**Data for this task**
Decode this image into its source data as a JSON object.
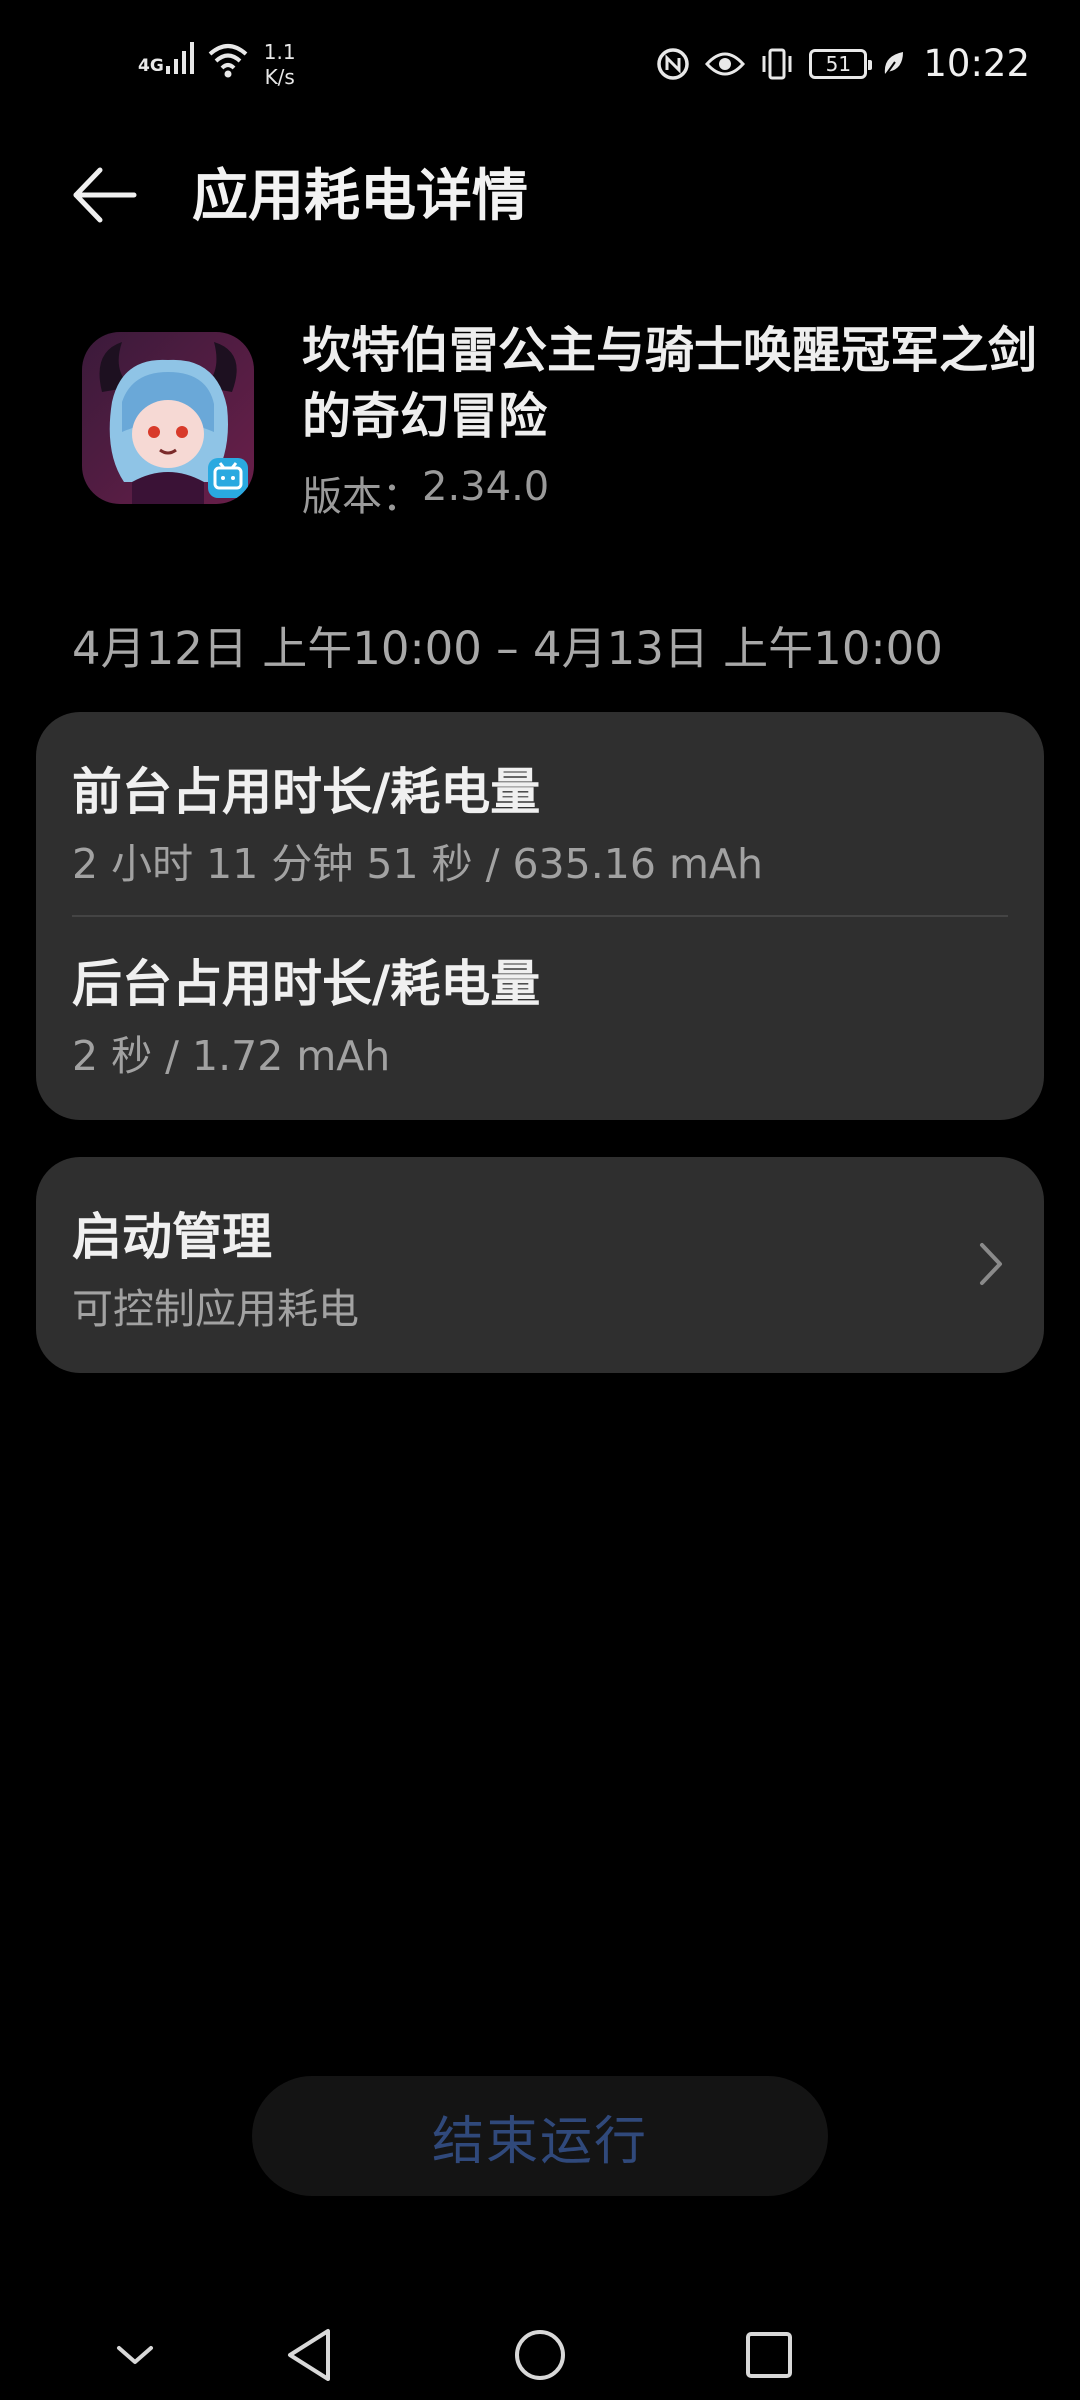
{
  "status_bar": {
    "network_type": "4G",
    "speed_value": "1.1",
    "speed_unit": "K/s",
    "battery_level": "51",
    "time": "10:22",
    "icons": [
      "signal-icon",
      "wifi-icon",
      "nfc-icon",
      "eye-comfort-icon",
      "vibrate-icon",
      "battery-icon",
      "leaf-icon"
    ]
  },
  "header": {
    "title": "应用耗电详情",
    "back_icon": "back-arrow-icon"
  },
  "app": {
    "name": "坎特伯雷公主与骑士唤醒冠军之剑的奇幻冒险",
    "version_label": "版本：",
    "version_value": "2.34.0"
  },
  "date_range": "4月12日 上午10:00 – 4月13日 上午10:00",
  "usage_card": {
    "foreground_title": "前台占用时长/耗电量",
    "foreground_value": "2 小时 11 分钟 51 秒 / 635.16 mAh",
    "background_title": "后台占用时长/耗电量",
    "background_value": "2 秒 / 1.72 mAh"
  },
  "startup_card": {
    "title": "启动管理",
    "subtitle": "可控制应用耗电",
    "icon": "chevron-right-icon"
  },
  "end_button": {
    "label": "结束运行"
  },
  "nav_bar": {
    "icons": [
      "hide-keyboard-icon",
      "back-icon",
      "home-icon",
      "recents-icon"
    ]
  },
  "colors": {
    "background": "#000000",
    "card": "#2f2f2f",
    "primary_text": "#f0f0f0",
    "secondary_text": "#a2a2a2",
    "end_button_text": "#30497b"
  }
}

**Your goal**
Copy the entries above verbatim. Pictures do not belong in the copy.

**Completed task**
Decode this image into its source data as a JSON object.
{
  "status_bar": {
    "network_type": "4G",
    "speed_value": "1.1",
    "speed_unit": "K/s",
    "battery_level": "51",
    "time": "10:22",
    "icons": [
      "signal-icon",
      "wifi-icon",
      "nfc-icon",
      "eye-comfort-icon",
      "vibrate-icon",
      "battery-icon",
      "leaf-icon"
    ]
  },
  "header": {
    "title": "应用耗电详情",
    "back_icon": "back-arrow-icon"
  },
  "app": {
    "name": "坎特伯雷公主与骑士唤醒冠军之剑的奇幻冒险",
    "version_label": "版本：",
    "version_value": "2.34.0"
  },
  "date_range": "4月12日 上午10:00 – 4月13日 上午10:00",
  "usage_card": {
    "foreground_title": "前台占用时长/耗电量",
    "foreground_value": "2 小时 11 分钟 51 秒 / 635.16 mAh",
    "background_title": "后台占用时长/耗电量",
    "background_value": "2 秒 / 1.72 mAh"
  },
  "startup_card": {
    "title": "启动管理",
    "subtitle": "可控制应用耗电",
    "icon": "chevron-right-icon"
  },
  "end_button": {
    "label": "结束运行"
  },
  "nav_bar": {
    "icons": [
      "hide-keyboard-icon",
      "back-icon",
      "home-icon",
      "recents-icon"
    ]
  },
  "colors": {
    "background": "#000000",
    "card": "#2f2f2f",
    "primary_text": "#f0f0f0",
    "secondary_text": "#a2a2a2",
    "end_button_text": "#30497b"
  }
}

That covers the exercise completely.